> **ACTION ITEM**: Find all lines in the records that include the word "Direct", and copy them out.

+ + + +

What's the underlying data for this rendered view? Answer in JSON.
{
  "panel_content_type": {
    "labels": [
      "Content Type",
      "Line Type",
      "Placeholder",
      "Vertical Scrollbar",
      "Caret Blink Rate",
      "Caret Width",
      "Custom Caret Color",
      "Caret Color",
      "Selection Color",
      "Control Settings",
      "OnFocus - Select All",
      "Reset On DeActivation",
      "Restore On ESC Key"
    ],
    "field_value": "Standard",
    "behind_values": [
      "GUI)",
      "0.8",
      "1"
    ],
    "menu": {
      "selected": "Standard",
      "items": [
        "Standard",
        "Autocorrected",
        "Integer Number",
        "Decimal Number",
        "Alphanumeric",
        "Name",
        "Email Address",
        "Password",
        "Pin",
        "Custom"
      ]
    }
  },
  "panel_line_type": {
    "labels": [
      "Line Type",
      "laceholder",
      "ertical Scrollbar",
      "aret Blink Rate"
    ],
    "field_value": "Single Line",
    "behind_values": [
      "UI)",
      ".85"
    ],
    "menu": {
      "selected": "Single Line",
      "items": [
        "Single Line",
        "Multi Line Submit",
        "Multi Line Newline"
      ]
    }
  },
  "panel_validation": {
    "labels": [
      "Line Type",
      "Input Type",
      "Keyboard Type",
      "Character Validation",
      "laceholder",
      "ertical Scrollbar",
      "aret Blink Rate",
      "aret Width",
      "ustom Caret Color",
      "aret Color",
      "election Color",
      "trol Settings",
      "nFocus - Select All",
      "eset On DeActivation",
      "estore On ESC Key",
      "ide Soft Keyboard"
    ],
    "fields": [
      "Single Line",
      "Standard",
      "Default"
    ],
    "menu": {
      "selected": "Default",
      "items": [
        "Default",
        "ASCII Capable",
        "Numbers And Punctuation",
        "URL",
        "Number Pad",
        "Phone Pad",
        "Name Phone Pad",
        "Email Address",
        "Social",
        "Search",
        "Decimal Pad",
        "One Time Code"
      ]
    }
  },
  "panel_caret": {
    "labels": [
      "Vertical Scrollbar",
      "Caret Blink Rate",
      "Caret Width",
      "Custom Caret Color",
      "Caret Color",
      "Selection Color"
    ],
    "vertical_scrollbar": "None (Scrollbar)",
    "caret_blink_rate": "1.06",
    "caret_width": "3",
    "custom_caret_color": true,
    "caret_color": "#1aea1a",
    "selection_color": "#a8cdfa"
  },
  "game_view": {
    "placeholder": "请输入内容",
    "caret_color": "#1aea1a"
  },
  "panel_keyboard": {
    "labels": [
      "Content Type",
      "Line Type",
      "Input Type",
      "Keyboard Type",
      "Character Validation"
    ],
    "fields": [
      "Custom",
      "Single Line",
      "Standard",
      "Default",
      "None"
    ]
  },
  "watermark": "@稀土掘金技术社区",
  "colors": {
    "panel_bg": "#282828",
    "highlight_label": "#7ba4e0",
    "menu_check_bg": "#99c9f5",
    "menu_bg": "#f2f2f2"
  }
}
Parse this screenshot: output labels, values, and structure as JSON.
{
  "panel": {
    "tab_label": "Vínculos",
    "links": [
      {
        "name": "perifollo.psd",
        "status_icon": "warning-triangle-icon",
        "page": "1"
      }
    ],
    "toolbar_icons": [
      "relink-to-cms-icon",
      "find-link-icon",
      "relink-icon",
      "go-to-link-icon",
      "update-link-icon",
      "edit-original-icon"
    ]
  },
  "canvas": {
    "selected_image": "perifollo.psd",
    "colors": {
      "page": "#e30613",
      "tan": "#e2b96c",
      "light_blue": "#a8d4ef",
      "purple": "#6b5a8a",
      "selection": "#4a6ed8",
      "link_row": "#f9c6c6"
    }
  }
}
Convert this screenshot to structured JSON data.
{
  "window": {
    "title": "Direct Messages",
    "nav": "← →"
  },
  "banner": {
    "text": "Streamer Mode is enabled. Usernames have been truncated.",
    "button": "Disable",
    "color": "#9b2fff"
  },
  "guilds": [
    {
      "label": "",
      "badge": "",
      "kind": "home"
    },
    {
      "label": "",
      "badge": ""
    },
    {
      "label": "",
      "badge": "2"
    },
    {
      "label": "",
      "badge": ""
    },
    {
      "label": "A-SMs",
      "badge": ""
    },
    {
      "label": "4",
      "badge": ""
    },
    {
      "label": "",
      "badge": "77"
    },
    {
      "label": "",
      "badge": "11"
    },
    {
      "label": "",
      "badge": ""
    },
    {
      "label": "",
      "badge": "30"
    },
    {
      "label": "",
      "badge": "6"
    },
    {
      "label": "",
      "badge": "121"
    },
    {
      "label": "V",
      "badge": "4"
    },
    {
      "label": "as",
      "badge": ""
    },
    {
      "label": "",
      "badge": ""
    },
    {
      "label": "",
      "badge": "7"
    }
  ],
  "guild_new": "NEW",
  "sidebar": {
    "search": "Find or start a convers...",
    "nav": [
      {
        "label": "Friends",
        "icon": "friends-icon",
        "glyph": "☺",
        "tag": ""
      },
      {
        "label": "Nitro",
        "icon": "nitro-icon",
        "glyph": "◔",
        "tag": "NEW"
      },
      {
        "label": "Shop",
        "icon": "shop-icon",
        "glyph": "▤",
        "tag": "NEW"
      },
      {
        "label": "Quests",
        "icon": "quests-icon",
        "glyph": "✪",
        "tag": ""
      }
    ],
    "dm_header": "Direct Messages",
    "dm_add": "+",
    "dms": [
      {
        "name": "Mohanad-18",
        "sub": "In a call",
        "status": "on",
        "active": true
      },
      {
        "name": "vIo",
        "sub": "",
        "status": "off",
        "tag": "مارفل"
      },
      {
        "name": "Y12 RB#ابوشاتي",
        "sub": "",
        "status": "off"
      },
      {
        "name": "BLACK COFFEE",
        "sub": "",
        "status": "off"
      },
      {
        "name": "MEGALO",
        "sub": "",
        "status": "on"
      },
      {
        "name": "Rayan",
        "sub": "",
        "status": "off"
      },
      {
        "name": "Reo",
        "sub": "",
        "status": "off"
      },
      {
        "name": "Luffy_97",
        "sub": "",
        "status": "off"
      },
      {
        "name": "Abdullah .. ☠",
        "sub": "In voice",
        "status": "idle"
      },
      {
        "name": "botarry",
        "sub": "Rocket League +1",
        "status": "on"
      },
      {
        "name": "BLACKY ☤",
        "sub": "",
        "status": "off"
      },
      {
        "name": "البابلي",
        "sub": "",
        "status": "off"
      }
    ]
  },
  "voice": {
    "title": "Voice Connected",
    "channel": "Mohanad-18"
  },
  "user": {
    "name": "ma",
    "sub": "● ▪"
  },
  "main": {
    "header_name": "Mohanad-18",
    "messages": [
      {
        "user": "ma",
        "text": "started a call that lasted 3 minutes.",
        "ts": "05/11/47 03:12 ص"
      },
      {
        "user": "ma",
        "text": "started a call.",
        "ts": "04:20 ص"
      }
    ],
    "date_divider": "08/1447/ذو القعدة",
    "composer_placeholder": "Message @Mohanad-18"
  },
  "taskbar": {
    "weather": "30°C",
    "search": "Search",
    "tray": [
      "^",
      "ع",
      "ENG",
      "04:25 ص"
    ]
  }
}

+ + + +

> **ANSWER TO THIS PROBLEM**:
    "title": "Direct Messages",
    "dm_header": "Direct Messages",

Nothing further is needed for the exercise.